Public discussion had been scheduled over new restrictions on the location of wood burning furnaces. The proposal would require all such furnaces located outdoors to be placed at the rear of a building, not on the front or side yard.
No comments were offered in opposition to the ordinance revision. Building Inspector George Rausch said there has been no standard for setting wood burning furnaces. The city would require furnaces to be mounted on blocks.
Rausch agreed with one speaker that smoke from such a furnace could be an issue. Around 10 years ago one property owner had a furnace and began burning a wide range of inappropriate materials in it, creating noxious smoke. Rausch preferred to handle smoke issues under the nuisance ordinance.
Passage of the ordinance was scheduled for the Dec. 21 meeting. No furnaces in town would be exempt from the new regulation under a grandfather clause.
Jared Lankford, who owns 10 seasonal fireworks businesses in Missouri and one in Arkansas, asked council members to consider repealing the ban on selling fireworks within the city limits. The city's ban has been in place since 1979.
Lankford said it was a misconception that fireworks are extremely dangerous. He said fireworks are watched more closely than other products.
According to statistics released by the American Pyrotechnics Association, the number of injuries per 1,000 pounds of use has dropped from around 250 in the mid-1970s to around 25 today. At the same time the volume of use has increased by almost 920 percent.

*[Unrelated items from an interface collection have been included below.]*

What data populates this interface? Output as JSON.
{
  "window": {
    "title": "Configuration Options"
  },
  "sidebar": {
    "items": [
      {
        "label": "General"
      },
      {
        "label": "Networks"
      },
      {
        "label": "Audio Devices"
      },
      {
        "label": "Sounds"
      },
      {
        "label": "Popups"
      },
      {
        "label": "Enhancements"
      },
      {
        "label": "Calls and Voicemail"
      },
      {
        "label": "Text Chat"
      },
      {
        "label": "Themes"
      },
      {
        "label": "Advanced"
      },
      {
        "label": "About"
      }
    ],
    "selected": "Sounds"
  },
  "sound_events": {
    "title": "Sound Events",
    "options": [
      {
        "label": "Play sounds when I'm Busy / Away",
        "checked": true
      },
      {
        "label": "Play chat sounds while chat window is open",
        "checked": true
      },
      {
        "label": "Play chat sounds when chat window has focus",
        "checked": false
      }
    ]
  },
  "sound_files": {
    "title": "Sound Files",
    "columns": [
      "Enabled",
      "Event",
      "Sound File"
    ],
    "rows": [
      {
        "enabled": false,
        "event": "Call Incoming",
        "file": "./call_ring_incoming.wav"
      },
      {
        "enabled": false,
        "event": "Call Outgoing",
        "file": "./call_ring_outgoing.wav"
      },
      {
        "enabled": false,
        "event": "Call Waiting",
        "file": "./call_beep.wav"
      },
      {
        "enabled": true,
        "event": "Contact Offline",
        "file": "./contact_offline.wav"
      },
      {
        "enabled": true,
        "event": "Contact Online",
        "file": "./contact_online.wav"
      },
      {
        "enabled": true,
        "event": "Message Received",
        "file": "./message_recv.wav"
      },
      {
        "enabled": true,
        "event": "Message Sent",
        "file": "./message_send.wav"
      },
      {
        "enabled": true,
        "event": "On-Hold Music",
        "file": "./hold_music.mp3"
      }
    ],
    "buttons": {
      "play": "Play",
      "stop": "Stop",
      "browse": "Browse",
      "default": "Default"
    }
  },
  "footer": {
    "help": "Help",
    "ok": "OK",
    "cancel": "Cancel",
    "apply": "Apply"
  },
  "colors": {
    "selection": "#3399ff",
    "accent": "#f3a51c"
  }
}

Lankford suggested the city could net sales tax income if the six sales stands set up near the city limits were inside the city, along with earning business license fees. Overtime spent on police officers enforcing fireworks laws could be reduced. The city could still restrict specific products, like Neosho has done with bottle rockets.
Mayor Jim Orr said the council would look over the proposal and consider it. Later in the meeting he asked Fire Chief Tom Jones for an opinion. Jones felt the law needed no changes, citing the low number of injuries and fires that have occurred since the ban on both use and sales in the city has been in place.
Two police officers present felt lifting the ban would create more problems. Sergeant Dennis Camp said the city did not have additional officers on duty on July 4 so there would be no overtime savings. City Administrator Dennis Pyle added that his calculations only showed a potential for $1,750 in sales tax revenue from fireworks sales.
Athene Switzer, who has been organizing a Neighborhood Watch program around the St. Lawrence Catholic Church, told council members she has received a very positive reception from the community. Before the first public meeting on the undertaking she had commitments from 10 volunteers to walk their neighborhood.
Switzer said she had received calls from other parts of town and was more than willing to help organize block captains for those neighborhoods as well.
"I want to feel comfortable for my daughter to walk over to the neighbors," Switzer said. "I want to make more of a community environment like it was 75 years ago."
"We applaud your efforts. It's a good move for the community," said the mayor.
If there was enough participation, Switzer said signs may be available through the national Neighborhood Watch program. Street Superintendent Russ Balmas said he had some signs that had once been used that he could post.
City department heads were asked by the mayor to summarize their latest activities.
Balmas said the street department would begin collecting leaves on Nov. 30. The street sweeper would continue gathering piles of loose leaves. Residents should not be alarmed if the sweeper does not take big piles, Balmas said, as crews will come for those later.
Police Sergeant Dennis Camp reported officers planned to put a chain lock on the entrance to South Park during the run of the Festival of Lights to reduce vandalism. An attempt would be made to unlock the gate at dawn, though Camp said there could be times early morning walkers would get there before police.
Utilities Superintendent Pete Rauch said electric department crews had been busy setting up displays for the Festival of Lights. Most of the problem from vandals, he said, have come from the theft of spotlights and extension chords, which were not put out early this year.
Water crews were continuing to build the connection between the well at the old ice plant ice and the main on Chapell Drive. The project had become a training opportunity for newer employees and thus was progressing slower, Rauch added.
Building Inspector Rausch reported his office has issued $9.9 million in building permits in 2009. He continued to work on getting specific properties around town cleaned up.
Rausch observed with interest contractors working in town lately "are all doing excellent work." Back when the city saw a boom in construction, Rausch had more problems keeping contractors adhering to building code standards. Now, at a time when the economy is weaker and the temptation could be greater to cut corners, Rausch was pleased to find contractors who had not worked in Monett before all working at high standards.
Bonnie Witt-Schulte, supervisor for dispatching at the police department, reported she had a list available of necessary supplies people should stock as part of winter awareness week.
Mayor Orr added the city's application to the State Emergency Management Agency for funds to pay for an additional dispatcher had been denied.
Pyle reported arrangements are proceeding for the city to secure federally funded recovery zone bonds through the counties. He has been working with bond counsel and expected to close on the deal on schedule by April 1.
Efforts to taken the federal census would begin on April 1, Pyle said. He has been working with the Complete Count organizers to get the undertaking started. The latest city newsletter focused on the census effort and was published in both English and Spanish for the first time to inform the public and stress the importance of participating.